How to complete this task
The listing beneath should be written out in full, exactly as shown.

Records to process
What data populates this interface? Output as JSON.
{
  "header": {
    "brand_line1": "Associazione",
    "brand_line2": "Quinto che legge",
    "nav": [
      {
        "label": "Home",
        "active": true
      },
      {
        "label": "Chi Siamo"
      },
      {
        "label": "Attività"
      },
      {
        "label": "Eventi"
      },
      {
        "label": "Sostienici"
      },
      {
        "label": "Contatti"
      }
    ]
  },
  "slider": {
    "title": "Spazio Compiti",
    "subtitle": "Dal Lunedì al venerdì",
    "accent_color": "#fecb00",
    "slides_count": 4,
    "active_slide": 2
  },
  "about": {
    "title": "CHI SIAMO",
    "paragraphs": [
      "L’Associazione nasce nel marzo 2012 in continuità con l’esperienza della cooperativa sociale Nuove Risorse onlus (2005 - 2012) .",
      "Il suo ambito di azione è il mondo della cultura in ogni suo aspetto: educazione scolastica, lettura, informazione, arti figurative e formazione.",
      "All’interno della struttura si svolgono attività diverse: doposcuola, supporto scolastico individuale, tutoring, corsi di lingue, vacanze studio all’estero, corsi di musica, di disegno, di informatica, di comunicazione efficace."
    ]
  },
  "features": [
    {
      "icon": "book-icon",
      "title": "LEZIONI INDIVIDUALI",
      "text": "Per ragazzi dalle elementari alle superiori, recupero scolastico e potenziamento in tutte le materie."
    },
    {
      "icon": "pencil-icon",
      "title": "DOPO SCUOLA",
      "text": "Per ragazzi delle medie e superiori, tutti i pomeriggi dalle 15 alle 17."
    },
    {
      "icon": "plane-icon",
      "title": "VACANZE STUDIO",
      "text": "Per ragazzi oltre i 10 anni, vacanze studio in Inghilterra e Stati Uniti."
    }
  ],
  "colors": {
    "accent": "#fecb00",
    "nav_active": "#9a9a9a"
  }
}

Answer
What data populates this interface? Output as JSON.
{
  "header": {
    "brand_line1": "Associazione",
    "brand_line2": "Quinto che legge",
    "nav": [
      {
        "label": "Home",
        "active": true
      },
      {
        "label": "Chi Siamo"
      },
      {
        "label": "Attività"
      },
      {
        "label": "Eventi"
      },
      {
        "label": "Sostienici"
      },
      {
        "label": "Contatti"
      }
    ]
  },
  "slider": {
    "title": "Spazio Compiti",
    "subtitle": "Dal Lunedì al venerdì",
    "accent_color": "#fecb00",
    "slides_count": 4,
    "active_slide": 2
  },
  "about": {
    "title": "CHI SIAMO",
    "paragraphs": [
      "L’Associazione nasce nel marzo 2012 in continuità con l’esperienza della cooperativa sociale Nuove Risorse onlus (2005 - 2012) .",
      "Il suo ambito di azione è il mondo della cultura in ogni suo aspetto: educazione scolastica, lettura, informazione, arti figurative e formazione.",
      "All’interno della struttura si svolgono attività diverse: doposcuola, supporto scolastico individuale, tutoring, corsi di lingue, vacanze studio all’estero, corsi di musica, di disegno, di informatica, di comunicazione efficace."
    ]
  },
  "features": [
    {
      "icon": "book-icon",
      "title": "LEZIONI INDIVIDUALI",
      "text": "Per ragazzi dalle elementari alle superiori, recupero scolastico e potenziamento in tutte le materie."
    },
    {
      "icon": "pencil-icon",
      "title": "DOPO SCUOLA",
      "text": "Per ragazzi delle medie e superiori, tutti i pomeriggi dalle 15 alle 17."
    },
    {
      "icon": "plane-icon",
      "title": "VACANZE STUDIO",
      "text": "Per ragazzi oltre i 10 anni, vacanze studio in Inghilterra e Stati Uniti."
    }
  ],
  "colors": {
    "accent": "#fecb00",
    "nav_active": "#9a9a9a"
  }
}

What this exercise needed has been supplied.